__TASK REQUIREMENTS__: The records below need to be restated word for word.

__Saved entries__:

───

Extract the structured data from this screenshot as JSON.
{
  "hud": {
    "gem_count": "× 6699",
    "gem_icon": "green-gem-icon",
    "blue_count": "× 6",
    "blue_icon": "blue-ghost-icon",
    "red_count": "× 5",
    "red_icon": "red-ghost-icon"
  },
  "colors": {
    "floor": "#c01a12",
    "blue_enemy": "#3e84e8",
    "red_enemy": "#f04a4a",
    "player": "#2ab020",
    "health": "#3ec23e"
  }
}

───

__SOLUTION BELOW__:
Extract the structured data from this screenshot as JSON.
{
  "hud": {
    "gem_count": "× 6699",
    "gem_icon": "green-gem-icon",
    "blue_count": "× 6",
    "blue_icon": "blue-ghost-icon",
    "red_count": "× 5",
    "red_icon": "red-ghost-icon"
  },
  "colors": {
    "floor": "#c01a12",
    "blue_enemy": "#3e84e8",
    "red_enemy": "#f04a4a",
    "player": "#2ab020",
    "health": "#3ec23e"
  }
}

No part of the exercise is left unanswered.